**WHAT NEEDS TO BE DONE:**
The entries below need to be written out exactly, with no pictures included.

Stored records
§
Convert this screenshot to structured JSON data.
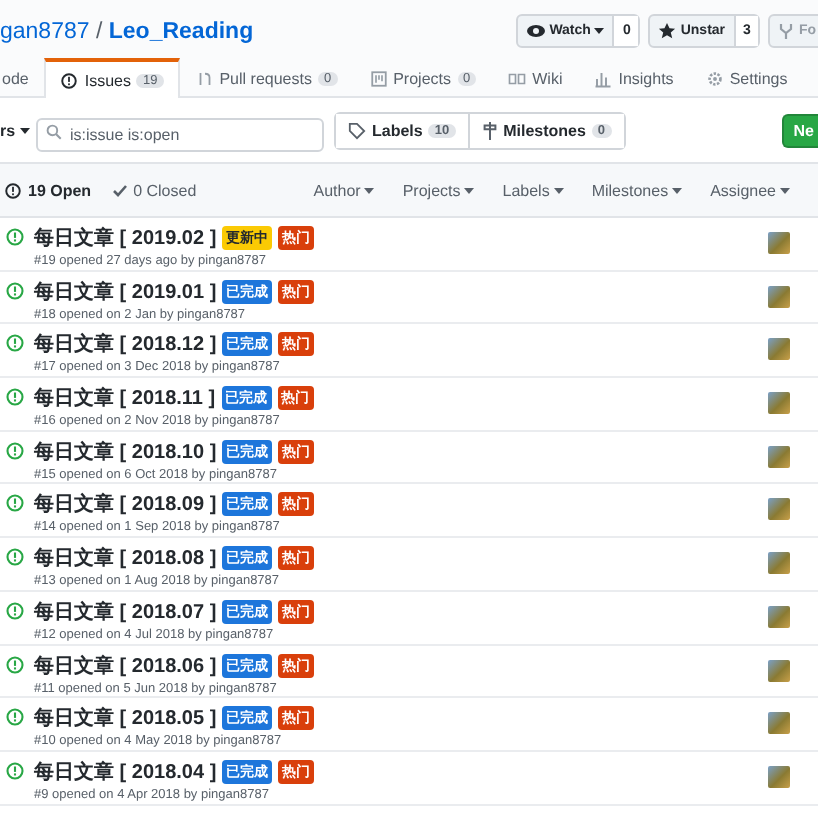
{
  "repo": {
    "owner": "gan8787",
    "separator": "/",
    "name": "Leo_Reading"
  },
  "actions": [
    {
      "label": "Watch",
      "count": "0",
      "kind": "watch"
    },
    {
      "label": "Unstar",
      "count": "3",
      "kind": "star"
    },
    {
      "label": "Fo",
      "kind": "fork"
    }
  ],
  "tabs": [
    {
      "label": "ode",
      "kind": "code",
      "selected": false
    },
    {
      "label": "Issues",
      "count": "19",
      "kind": "issue",
      "selected": true
    },
    {
      "label": "Pull requests",
      "count": "0",
      "kind": "pr",
      "selected": false
    },
    {
      "label": "Projects",
      "count": "0",
      "kind": "project",
      "selected": false
    },
    {
      "label": "Wiki",
      "kind": "wiki",
      "selected": false
    },
    {
      "label": "Insights",
      "kind": "insights",
      "selected": false
    },
    {
      "label": "Settings",
      "kind": "settings",
      "selected": false
    }
  ],
  "filters": {
    "label": "rs",
    "search": "is:issue is:open"
  },
  "labels_button": {
    "label": "Labels",
    "count": "10"
  },
  "milestones_button": {
    "label": "Milestones",
    "count": "0"
  },
  "new_button": "Ne",
  "list_header": {
    "open": "19 Open",
    "closed": "0 Closed",
    "sorts": [
      "Author",
      "Projects",
      "Labels",
      "Milestones",
      "Assignee"
    ]
  },
  "issues": [
    {
      "title": "每日文章 [ 2019.02 ]",
      "labels": [
        {
          "name": "更新中",
          "color": "#fbca04"
        },
        {
          "name": "热门",
          "color": "#d93f0b"
        }
      ],
      "meta": "#19 opened 27 days ago by pingan8787"
    },
    {
      "title": "每日文章 [ 2019.01 ]",
      "labels": [
        {
          "name": "已完成",
          "color": "#1d76db"
        },
        {
          "name": "热门",
          "color": "#d93f0b"
        }
      ],
      "meta": "#18 opened on 2 Jan by pingan8787"
    },
    {
      "title": "每日文章 [ 2018.12 ]",
      "labels": [
        {
          "name": "已完成",
          "color": "#1d76db"
        },
        {
          "name": "热门",
          "color": "#d93f0b"
        }
      ],
      "meta": "#17 opened on 3 Dec 2018 by pingan8787"
    },
    {
      "title": "每日文章 [ 2018.11 ]",
      "labels": [
        {
          "name": "已完成",
          "color": "#1d76db"
        },
        {
          "name": "热门",
          "color": "#d93f0b"
        }
      ],
      "meta": "#16 opened on 2 Nov 2018 by pingan8787"
    },
    {
      "title": "每日文章 [ 2018.10 ]",
      "labels": [
        {
          "name": "已完成",
          "color": "#1d76db"
        },
        {
          "name": "热门",
          "color": "#d93f0b"
        }
      ],
      "meta": "#15 opened on 6 Oct 2018 by pingan8787"
    },
    {
      "title": "每日文章 [ 2018.09 ]",
      "labels": [
        {
          "name": "已完成",
          "color": "#1d76db"
        },
        {
          "name": "热门",
          "color": "#d93f0b"
        }
      ],
      "meta": "#14 opened on 1 Sep 2018 by pingan8787"
    },
    {
      "title": "每日文章 [ 2018.08 ]",
      "labels": [
        {
          "name": "已完成",
          "color": "#1d76db"
        },
        {
          "name": "热门",
          "color": "#d93f0b"
        }
      ],
      "meta": "#13 opened on 1 Aug 2018 by pingan8787"
    },
    {
      "title": "每日文章 [ 2018.07 ]",
      "labels": [
        {
          "name": "已完成",
          "color": "#1d76db"
        },
        {
          "name": "热门",
          "color": "#d93f0b"
        }
      ],
      "meta": "#12 opened on 4 Jul 2018 by pingan8787"
    },
    {
      "title": "每日文章 [ 2018.06 ]",
      "labels": [
        {
          "name": "已完成",
          "color": "#1d76db"
        },
        {
          "name": "热门",
          "color": "#d93f0b"
        }
      ],
      "meta": "#11 opened on 5 Jun 2018 by pingan8787"
    },
    {
      "title": "每日文章 [ 2018.05 ]",
      "labels": [
        {
          "name": "已完成",
          "color": "#1d76db"
        },
        {
          "name": "热门",
          "color": "#d93f0b"
        }
      ],
      "meta": "#10 opened on 4 May 2018 by pingan8787"
    },
    {
      "title": "每日文章 [ 2018.04 ]",
      "labels": [
        {
          "name": "已完成",
          "color": "#1d76db"
        },
        {
          "name": "热门",
          "color": "#d93f0b"
        }
      ],
      "meta": "#9 opened on 4 Apr 2018 by pingan8787"
    }
  ]
}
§
**RESULT BELOW:**
Convert this screenshot to structured JSON data.
{
  "repo": {
    "owner": "gan8787",
    "separator": "/",
    "name": "Leo_Reading"
  },
  "actions": [
    {
      "label": "Watch",
      "count": "0",
      "kind": "watch"
    },
    {
      "label": "Unstar",
      "count": "3",
      "kind": "star"
    },
    {
      "label": "Fo",
      "kind": "fork"
    }
  ],
  "tabs": [
    {
      "label": "ode",
      "kind": "code",
      "selected": false
    },
    {
      "label": "Issues",
      "count": "19",
      "kind": "issue",
      "selected": true
    },
    {
      "label": "Pull requests",
      "count": "0",
      "kind": "pr",
      "selected": false
    },
    {
      "label": "Projects",
      "count": "0",
      "kind": "project",
      "selected": false
    },
    {
      "label": "Wiki",
      "kind": "wiki",
      "selected": false
    },
    {
      "label": "Insights",
      "kind": "insights",
      "selected": false
    },
    {
      "label": "Settings",
      "kind": "settings",
      "selected": false
    }
  ],
  "filters": {
    "label": "rs",
    "search": "is:issue is:open"
  },
  "labels_button": {
    "label": "Labels",
    "count": "10"
  },
  "milestones_button": {
    "label": "Milestones",
    "count": "0"
  },
  "new_button": "Ne",
  "list_header": {
    "open": "19 Open",
    "closed": "0 Closed",
    "sorts": [
      "Author",
      "Projects",
      "Labels",
      "Milestones",
      "Assignee"
    ]
  },
  "issues": [
    {
      "title": "每日文章 [ 2019.02 ]",
      "labels": [
        {
          "name": "更新中",
          "color": "#fbca04"
        },
        {
          "name": "热门",
          "color": "#d93f0b"
        }
      ],
      "meta": "#19 opened 27 days ago by pingan8787"
    },
    {
      "title": "每日文章 [ 2019.01 ]",
      "labels": [
        {
          "name": "已完成",
          "color": "#1d76db"
        },
        {
          "name": "热门",
          "color": "#d93f0b"
        }
      ],
      "meta": "#18 opened on 2 Jan by pingan8787"
    },
    {
      "title": "每日文章 [ 2018.12 ]",
      "labels": [
        {
          "name": "已完成",
          "color": "#1d76db"
        },
        {
          "name": "热门",
          "color": "#d93f0b"
        }
      ],
      "meta": "#17 opened on 3 Dec 2018 by pingan8787"
    },
    {
      "title": "每日文章 [ 2018.11 ]",
      "labels": [
        {
          "name": "已完成",
          "color": "#1d76db"
        },
        {
          "name": "热门",
          "color": "#d93f0b"
        }
      ],
      "meta": "#16 opened on 2 Nov 2018 by pingan8787"
    },
    {
      "title": "每日文章 [ 2018.10 ]",
      "labels": [
        {
          "name": "已完成",
          "color": "#1d76db"
        },
        {
          "name": "热门",
          "color": "#d93f0b"
        }
      ],
      "meta": "#15 opened on 6 Oct 2018 by pingan8787"
    },
    {
      "title": "每日文章 [ 2018.09 ]",
      "labels": [
        {
          "name": "已完成",
          "color": "#1d76db"
        },
        {
          "name": "热门",
          "color": "#d93f0b"
        }
      ],
      "meta": "#14 opened on 1 Sep 2018 by pingan8787"
    },
    {
      "title": "每日文章 [ 2018.08 ]",
      "labels": [
        {
          "name": "已完成",
          "color": "#1d76db"
        },
        {
          "name": "热门",
          "color": "#d93f0b"
        }
      ],
      "meta": "#13 opened on 1 Aug 2018 by pingan8787"
    },
    {
      "title": "每日文章 [ 2018.07 ]",
      "labels": [
        {
          "name": "已完成",
          "color": "#1d76db"
        },
        {
          "name": "热门",
          "color": "#d93f0b"
        }
      ],
      "meta": "#12 opened on 4 Jul 2018 by pingan8787"
    },
    {
      "title": "每日文章 [ 2018.06 ]",
      "labels": [
        {
          "name": "已完成",
          "color": "#1d76db"
        },
        {
          "name": "热门",
          "color": "#d93f0b"
        }
      ],
      "meta": "#11 opened on 5 Jun 2018 by pingan8787"
    },
    {
      "title": "每日文章 [ 2018.05 ]",
      "labels": [
        {
          "name": "已完成",
          "color": "#1d76db"
        },
        {
          "name": "热门",
          "color": "#d93f0b"
        }
      ],
      "meta": "#10 opened on 4 May 2018 by pingan8787"
    },
    {
      "title": "每日文章 [ 2018.04 ]",
      "labels": [
        {
          "name": "已完成",
          "color": "#1d76db"
        },
        {
          "name": "热门",
          "color": "#d93f0b"
        }
      ],
      "meta": "#9 opened on 4 Apr 2018 by pingan8787"
    }
  ]
}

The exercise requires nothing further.